Miko ShipArrestor Featured at Innovation Convention
The ShipArrestor system invented by Miko Marine AS of Oslo has been chosen as one of 50 exhibits at the first European Innovation Convention being held in Brussels on 5-6 December.
The ShipArrestor was chosen from among 1200 projects funded by the European Union as it may be used to defend coastlines against the huge environmental damage that can be caused when a drifting oil tanker runs aground. A consortium of eight European organisations was created to develop the ShipArrestor idea under Miko’s leadership and was partly funded under the European Union's Research, Innovation and Competitiveness Framework programmes.
The project group also included organisations from France, Germany, Netherlands and Austria. Among these were the Norwegian Institute of Technology and the UK’s Ship Stability Research Centre. By each applying their expertise to the challenge, it has been possible to develop a technique that enables a tow line to be attached by helicopter to an unmanned ship that has lost power. The tow line ends in a sea anchor that is able to halve the speed of the ship’s drift and create more time for it to be reached by a rescue tug before it runs aground. This is now recognised as offering a practical and cost effective defence against the environmental and commercial dangers that can arise from such a grounding.

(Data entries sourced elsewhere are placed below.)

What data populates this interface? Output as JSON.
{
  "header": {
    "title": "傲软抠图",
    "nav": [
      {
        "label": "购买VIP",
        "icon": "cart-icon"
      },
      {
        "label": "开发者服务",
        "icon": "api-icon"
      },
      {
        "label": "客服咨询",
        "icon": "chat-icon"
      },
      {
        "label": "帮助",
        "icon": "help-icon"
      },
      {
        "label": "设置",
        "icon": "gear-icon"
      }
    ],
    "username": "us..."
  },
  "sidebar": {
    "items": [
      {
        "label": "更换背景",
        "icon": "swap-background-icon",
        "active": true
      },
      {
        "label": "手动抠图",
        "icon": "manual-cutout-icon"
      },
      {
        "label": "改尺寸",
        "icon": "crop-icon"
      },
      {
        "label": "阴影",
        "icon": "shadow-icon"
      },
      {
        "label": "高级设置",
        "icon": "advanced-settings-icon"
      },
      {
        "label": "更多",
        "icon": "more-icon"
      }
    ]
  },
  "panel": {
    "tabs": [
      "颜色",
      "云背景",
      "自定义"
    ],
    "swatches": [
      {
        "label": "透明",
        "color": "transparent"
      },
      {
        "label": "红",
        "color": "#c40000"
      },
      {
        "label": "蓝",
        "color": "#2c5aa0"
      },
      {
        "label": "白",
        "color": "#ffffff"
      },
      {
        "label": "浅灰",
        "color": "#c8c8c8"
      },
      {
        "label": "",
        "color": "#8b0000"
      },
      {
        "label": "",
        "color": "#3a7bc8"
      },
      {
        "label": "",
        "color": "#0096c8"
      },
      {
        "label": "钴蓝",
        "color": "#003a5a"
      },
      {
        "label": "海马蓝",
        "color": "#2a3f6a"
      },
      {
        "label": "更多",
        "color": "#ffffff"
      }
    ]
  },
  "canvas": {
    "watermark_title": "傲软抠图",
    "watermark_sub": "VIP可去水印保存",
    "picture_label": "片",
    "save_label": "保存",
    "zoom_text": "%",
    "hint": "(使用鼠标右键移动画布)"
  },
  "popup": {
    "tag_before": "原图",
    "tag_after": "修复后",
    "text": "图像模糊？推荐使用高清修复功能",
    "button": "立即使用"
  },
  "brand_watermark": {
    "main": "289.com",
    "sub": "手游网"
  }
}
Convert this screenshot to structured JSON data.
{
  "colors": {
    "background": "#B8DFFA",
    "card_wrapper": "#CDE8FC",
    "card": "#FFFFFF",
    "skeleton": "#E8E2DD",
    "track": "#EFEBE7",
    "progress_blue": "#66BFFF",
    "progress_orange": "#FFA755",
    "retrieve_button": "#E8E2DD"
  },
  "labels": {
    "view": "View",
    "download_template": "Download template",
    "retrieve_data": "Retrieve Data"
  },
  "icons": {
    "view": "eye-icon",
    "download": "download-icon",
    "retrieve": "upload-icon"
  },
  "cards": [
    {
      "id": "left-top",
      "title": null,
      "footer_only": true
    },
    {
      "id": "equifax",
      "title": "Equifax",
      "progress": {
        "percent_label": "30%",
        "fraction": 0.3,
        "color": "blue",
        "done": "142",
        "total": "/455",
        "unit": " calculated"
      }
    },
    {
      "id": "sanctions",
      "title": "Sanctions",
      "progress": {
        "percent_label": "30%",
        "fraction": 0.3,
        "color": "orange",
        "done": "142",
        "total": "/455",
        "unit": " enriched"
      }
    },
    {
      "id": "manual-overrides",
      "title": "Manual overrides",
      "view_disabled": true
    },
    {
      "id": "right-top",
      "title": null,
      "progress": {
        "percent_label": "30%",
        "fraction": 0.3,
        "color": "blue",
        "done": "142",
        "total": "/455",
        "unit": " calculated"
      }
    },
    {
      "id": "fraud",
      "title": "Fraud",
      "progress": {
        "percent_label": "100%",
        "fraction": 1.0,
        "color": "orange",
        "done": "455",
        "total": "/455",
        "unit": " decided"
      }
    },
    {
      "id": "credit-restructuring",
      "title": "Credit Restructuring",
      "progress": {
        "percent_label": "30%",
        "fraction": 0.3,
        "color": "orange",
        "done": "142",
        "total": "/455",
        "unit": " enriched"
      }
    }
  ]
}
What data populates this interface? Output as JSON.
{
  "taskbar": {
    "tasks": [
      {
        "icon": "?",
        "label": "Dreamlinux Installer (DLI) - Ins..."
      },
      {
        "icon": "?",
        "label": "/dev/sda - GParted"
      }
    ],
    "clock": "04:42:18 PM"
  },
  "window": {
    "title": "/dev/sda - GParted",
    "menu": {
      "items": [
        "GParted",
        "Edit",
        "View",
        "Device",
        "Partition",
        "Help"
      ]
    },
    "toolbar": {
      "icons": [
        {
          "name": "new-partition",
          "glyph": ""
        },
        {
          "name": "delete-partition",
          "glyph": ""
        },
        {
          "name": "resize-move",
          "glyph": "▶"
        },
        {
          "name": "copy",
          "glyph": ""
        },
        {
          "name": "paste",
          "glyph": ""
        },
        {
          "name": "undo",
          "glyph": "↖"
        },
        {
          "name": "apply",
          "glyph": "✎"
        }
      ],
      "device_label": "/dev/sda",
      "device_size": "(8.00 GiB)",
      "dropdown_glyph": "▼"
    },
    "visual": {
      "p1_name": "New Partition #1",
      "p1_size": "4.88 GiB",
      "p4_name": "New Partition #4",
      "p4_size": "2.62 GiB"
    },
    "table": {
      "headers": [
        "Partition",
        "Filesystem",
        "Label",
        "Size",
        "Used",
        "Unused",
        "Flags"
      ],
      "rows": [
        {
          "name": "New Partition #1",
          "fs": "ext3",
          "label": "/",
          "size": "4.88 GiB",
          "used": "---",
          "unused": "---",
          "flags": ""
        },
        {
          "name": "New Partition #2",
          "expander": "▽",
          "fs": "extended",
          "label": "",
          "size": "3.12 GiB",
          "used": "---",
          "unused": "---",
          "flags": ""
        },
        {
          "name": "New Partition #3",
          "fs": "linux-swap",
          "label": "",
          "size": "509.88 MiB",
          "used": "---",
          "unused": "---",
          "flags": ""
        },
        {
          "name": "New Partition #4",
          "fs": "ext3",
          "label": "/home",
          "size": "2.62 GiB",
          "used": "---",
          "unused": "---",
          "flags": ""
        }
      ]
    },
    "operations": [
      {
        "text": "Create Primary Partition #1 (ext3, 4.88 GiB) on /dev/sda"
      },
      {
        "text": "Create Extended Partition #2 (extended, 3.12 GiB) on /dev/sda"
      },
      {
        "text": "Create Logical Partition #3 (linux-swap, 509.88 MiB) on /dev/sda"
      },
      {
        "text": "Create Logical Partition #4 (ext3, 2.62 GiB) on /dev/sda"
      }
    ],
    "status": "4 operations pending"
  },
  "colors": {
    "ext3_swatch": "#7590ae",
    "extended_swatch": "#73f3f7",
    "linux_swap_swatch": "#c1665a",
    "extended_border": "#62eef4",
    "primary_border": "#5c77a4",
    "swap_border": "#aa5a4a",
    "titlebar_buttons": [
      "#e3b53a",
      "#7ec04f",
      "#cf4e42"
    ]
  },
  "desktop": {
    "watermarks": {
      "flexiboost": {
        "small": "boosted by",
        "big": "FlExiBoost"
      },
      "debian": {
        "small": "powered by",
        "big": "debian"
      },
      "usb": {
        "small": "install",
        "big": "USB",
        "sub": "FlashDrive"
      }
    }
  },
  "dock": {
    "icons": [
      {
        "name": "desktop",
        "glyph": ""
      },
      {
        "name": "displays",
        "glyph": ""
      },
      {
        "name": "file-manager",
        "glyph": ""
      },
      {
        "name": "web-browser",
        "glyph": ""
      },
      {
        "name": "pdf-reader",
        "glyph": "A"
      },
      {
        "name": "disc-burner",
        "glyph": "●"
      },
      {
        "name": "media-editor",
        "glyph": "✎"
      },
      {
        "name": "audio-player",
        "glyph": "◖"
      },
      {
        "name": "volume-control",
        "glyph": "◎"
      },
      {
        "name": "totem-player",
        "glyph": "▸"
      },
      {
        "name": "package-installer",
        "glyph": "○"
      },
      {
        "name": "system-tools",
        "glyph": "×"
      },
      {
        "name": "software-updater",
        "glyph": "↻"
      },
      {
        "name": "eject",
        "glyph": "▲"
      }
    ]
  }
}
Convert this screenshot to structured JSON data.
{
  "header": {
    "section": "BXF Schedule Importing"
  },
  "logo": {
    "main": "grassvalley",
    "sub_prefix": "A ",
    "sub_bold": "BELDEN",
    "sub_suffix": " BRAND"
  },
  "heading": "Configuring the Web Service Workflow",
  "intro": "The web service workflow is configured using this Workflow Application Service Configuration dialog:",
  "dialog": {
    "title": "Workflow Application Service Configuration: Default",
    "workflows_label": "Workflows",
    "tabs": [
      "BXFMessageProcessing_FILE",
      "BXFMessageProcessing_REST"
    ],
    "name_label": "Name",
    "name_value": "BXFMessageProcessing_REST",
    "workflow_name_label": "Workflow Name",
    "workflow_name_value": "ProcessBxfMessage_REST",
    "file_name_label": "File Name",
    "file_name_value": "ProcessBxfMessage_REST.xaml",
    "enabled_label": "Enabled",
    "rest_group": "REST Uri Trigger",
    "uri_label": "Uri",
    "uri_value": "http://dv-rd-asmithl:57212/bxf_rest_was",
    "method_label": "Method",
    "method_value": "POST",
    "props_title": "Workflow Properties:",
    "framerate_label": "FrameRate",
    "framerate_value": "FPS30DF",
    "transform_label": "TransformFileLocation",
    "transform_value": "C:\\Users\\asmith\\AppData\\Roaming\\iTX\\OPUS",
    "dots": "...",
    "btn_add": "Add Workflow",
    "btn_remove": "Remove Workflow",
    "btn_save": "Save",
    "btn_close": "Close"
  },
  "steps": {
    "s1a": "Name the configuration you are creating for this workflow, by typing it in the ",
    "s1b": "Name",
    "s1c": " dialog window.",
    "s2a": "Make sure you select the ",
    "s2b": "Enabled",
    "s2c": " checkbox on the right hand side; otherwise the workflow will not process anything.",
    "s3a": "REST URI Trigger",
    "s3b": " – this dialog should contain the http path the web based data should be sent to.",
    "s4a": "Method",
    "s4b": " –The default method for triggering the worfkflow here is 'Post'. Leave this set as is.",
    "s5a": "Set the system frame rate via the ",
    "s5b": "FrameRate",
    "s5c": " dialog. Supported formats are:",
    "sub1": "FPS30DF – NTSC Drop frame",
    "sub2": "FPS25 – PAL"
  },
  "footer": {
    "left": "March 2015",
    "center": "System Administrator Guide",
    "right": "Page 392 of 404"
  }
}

It is not unusual for ships to lose engine power at sea and the consequences of them running aground can be disastrous whether they are tankers or cargo vessels laden with fuel. The introduction of a method for regaining control of such ships is now being seen as an important option that is available for vulnerable coastal administrations. The British Isles are seen as being at particular risk due to the loss of funding for the UK’s four Emergency Towing Vessels (ETVs). The ShipArrestor is consequently being cited as a solution that would enable fewer rescue tugs to service the same area at significantly lower cost.
Miko Marine has developed the ShipArrestor techniques and hardware so that a conventional search and rescue helicopter can deploy a tow line around the winch gear on the foredeck of an abandoned vessel. The helicopter then lays the line upwind and releases it attached to a sea anchor. Full scale tests have demonstrated the system’s effectiveness and in one trial a 30-metre diameter nylon sea anchor was able to turn a 120,000 ton LNG (Liquefied Natural Gas) tanker into the wind and slow its drift by 58 per cent. This could prove vital for improving the chances of survival for a ship in danger of being blown ashore and also for the safety of the cargo and crew of a ship rolling in a heavy sea.
Part of the project included the mathematical modelling needed to identify the size of sea anchors needed for ships of different tonnages. This impacts upon the sea anchor’s weight and its ability to be carried by helicopter. Similar constraints apply to the tow line which must be strong and also capable of resisting abrasion against the ship’s winch and gunwhale. This subsequently led to the development of a unique chain that is half the weight of conventional chains offering the same performance.
The ShipArrestor project could also lead to the permanent carriage of sea anchors aboard ships for emergency use. The need was recently demonstrated when a windfarm jack-up platform costing millions of dollars was lost from a heavy lift vessel when its engines failed in mid-Atlantic. The incident demonstrated the dangers of excessive roll when a ship is unable to turn into the wind and Miko Marine is confident that it can now provide a solution for this type of hazard.
With its development programme complete The ShipArrestor is now being offered to national maritime administrations that have a need to protect their coastlines against the high cost and the liabilities that can arise from large ships grounding within their areas of responsibility. The Norwegian and Swedish coastal administrations are actively considering its use and the German Havari Kommando Nord is planning tests of a version modified to its own requirements early in 2012.